It is estimated that hypertension affects one billion people globally.1 In the United States, one in three Americans have elevated blood pressure (BP). Hypertension is responsible for 62% of cerebrovascular events and 49% of ischemic heart disease events. It is directly associated with 7.1 million deaths, making it the most common cause of death in the world. Despite these sobering statistics, 30% of adults in the United States are still unaware that they have hypertension, more than 40% are not being treated, and 65% have blood pressure levels that are above goal.2 Blood pressure increases with age such that the lifetime risk of developing hypertension among normotensive persons older than 55 years is 90%.3 The prevalence of hypertension in older women and men is 78% and 64%, respectively. The prevalence of hypertension will continue to grow due to a burgeoning population of senior citizens and an increase in factors that predispose patients to hypertension, such as obesity, diabetes, sedentary lifestyle, and dietary indiscretion.
Large observational studies demonstrate that the risk of death due to ischemic heart disease and stroke increases steeply beginning at blood pressure levels as low as 115/75 mm Hg.4 Hypertension and blood pressure in the high-normal range (systolic BP [SBP] of 130 to 139 mm Hg and diastolic BP [DBP] of 85 to 89 mm Hg diastolic) are associated with a more than twofold increase in cardiovascular disease risk compared with BP <120/80 mm Hg. The importance of hypertension as a risk factor is illustrated by the high concordance between high blood pressure and first heart attack (69% have hypertension), first stroke (77% have hypertension), and heart failure (HF; 74% have hypertension). Correspondingly, lowering BP results in a cardiovascular risk reduction that is blood pressure dependent.
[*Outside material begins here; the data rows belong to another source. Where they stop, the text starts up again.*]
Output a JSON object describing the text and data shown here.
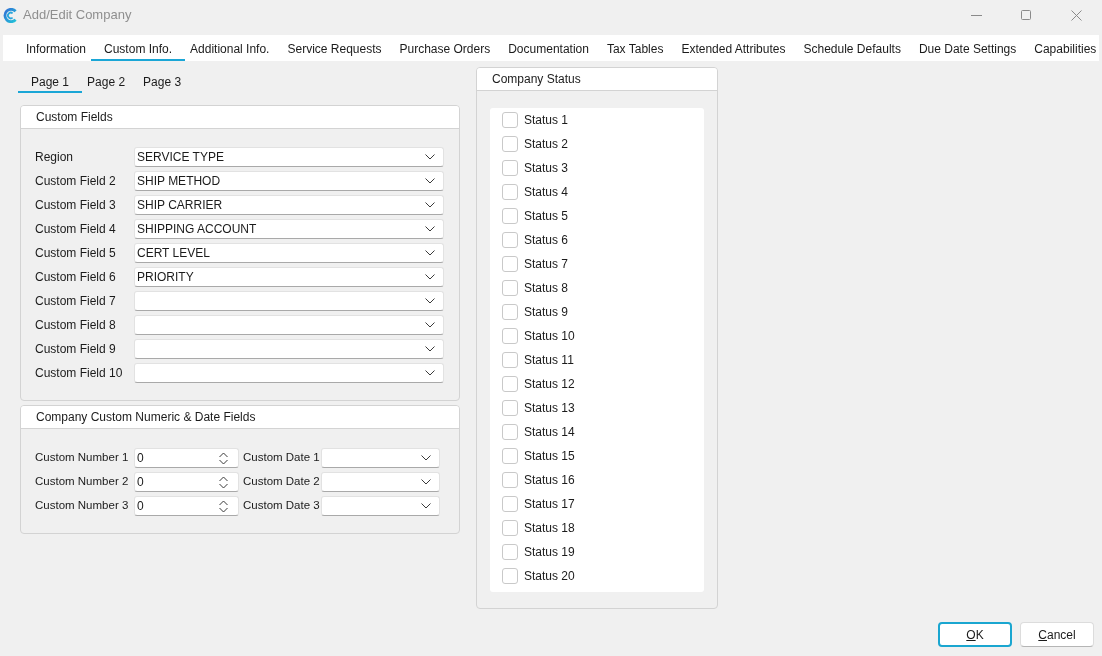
{
  "window": {
    "title": "Add/Edit Company"
  },
  "tabs": [
    {
      "label": "Information",
      "selected": false
    },
    {
      "label": "Custom Info.",
      "selected": true
    },
    {
      "label": "Additional Info.",
      "selected": false
    },
    {
      "label": "Service Requests",
      "selected": false
    },
    {
      "label": "Purchase Orders",
      "selected": false
    },
    {
      "label": "Documentation",
      "selected": false
    },
    {
      "label": "Tax Tables",
      "selected": false
    },
    {
      "label": "Extended Attributes",
      "selected": false
    },
    {
      "label": "Schedule Defaults",
      "selected": false
    },
    {
      "label": "Due Date Settings",
      "selected": false
    },
    {
      "label": "Capabilities",
      "selected": false
    }
  ],
  "page_tabs": [
    {
      "label": "Page 1",
      "selected": true
    },
    {
      "label": "Page 2",
      "selected": false
    },
    {
      "label": "Page 3",
      "selected": false
    }
  ],
  "custom_fields": {
    "title": "Custom Fields",
    "rows": [
      {
        "label": "Region",
        "value": "SERVICE TYPE"
      },
      {
        "label": "Custom Field 2",
        "value": "SHIP METHOD"
      },
      {
        "label": "Custom Field 3",
        "value": "SHIP CARRIER"
      },
      {
        "label": "Custom Field 4",
        "value": "SHIPPING ACCOUNT"
      },
      {
        "label": "Custom Field 5",
        "value": "CERT LEVEL"
      },
      {
        "label": "Custom Field 6",
        "value": "PRIORITY"
      },
      {
        "label": "Custom Field 7"
      },
      {
        "label": "Custom Field 8"
      },
      {
        "label": "Custom Field 9"
      },
      {
        "label": "Custom Field 10"
      }
    ]
  },
  "numeric_date_fields": {
    "title": "Company Custom Numeric & Date Fields",
    "rows": [
      {
        "number_label": "Custom Number 1",
        "number_value": "0",
        "date_label": "Custom Date 1"
      },
      {
        "number_label": "Custom Number 2",
        "number_value": "0",
        "date_label": "Custom Date 2"
      },
      {
        "number_label": "Custom Number 3",
        "number_value": "0",
        "date_label": "Custom Date 3"
      }
    ]
  },
  "company_status": {
    "title": "Company Status",
    "items": [
      {
        "label": "Status 1",
        "checked": false
      },
      {
        "label": "Status 2",
        "checked": false
      },
      {
        "label": "Status 3",
        "checked": false
      },
      {
        "label": "Status 4",
        "checked": false
      },
      {
        "label": "Status 5",
        "checked": false
      },
      {
        "label": "Status 6",
        "checked": false
      },
      {
        "label": "Status 7",
        "checked": false
      },
      {
        "label": "Status 8",
        "checked": false
      },
      {
        "label": "Status 9",
        "checked": false
      },
      {
        "label": "Status 10",
        "checked": false
      },
      {
        "label": "Status 11",
        "checked": false
      },
      {
        "label": "Status 12",
        "checked": false
      },
      {
        "label": "Status 13",
        "checked": false
      },
      {
        "label": "Status 14",
        "checked": false
      },
      {
        "label": "Status 15",
        "checked": false
      },
      {
        "label": "Status 16",
        "checked": false
      },
      {
        "label": "Status 17",
        "checked": false
      },
      {
        "label": "Status 18",
        "checked": false
      },
      {
        "label": "Status 19",
        "checked": false
      },
      {
        "label": "Status 20",
        "checked": false
      }
    ]
  },
  "buttons": [
    {
      "label": "OK",
      "default": true
    },
    {
      "label": "Cancel",
      "default": false
    }
  ]
}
A reduction in SBP as small as 2-mm Hg reduces the risk of death from ischemic heart disease or other vascular causes by 7% and from stroke by 10%.4 These data highlight the importance of effective treatment of hypertension.
Blood pressure is the mathematical product of peripheral vascular resistance (PVR) and cardiac output (CO), the latter defined as the product of heart rate and stroke volume (Table 3-1). Hypertension is the result of increased CO and/or increased PVR. The same factors that normally regulate BP can be responsible for the development of hypertension. Aberrations in the normal function of neurohormonal systems such as the renin-angiotensin system (RAS) or sympathetic nervous system (SNS), abnormal neuronal mechanisms, defects in peripheral autoregulation, and disturbances in sodium, calcium, and natriuretic hormones have all been implicated in the pathophysiology of hypertension. Hypertension is usually multifactorial; consequently, multiple antihypertensive drugs targeting these mechanisms are often necessary to sufficiently control BP.5
TABLE 3-1 Pathophysiology of Hypertension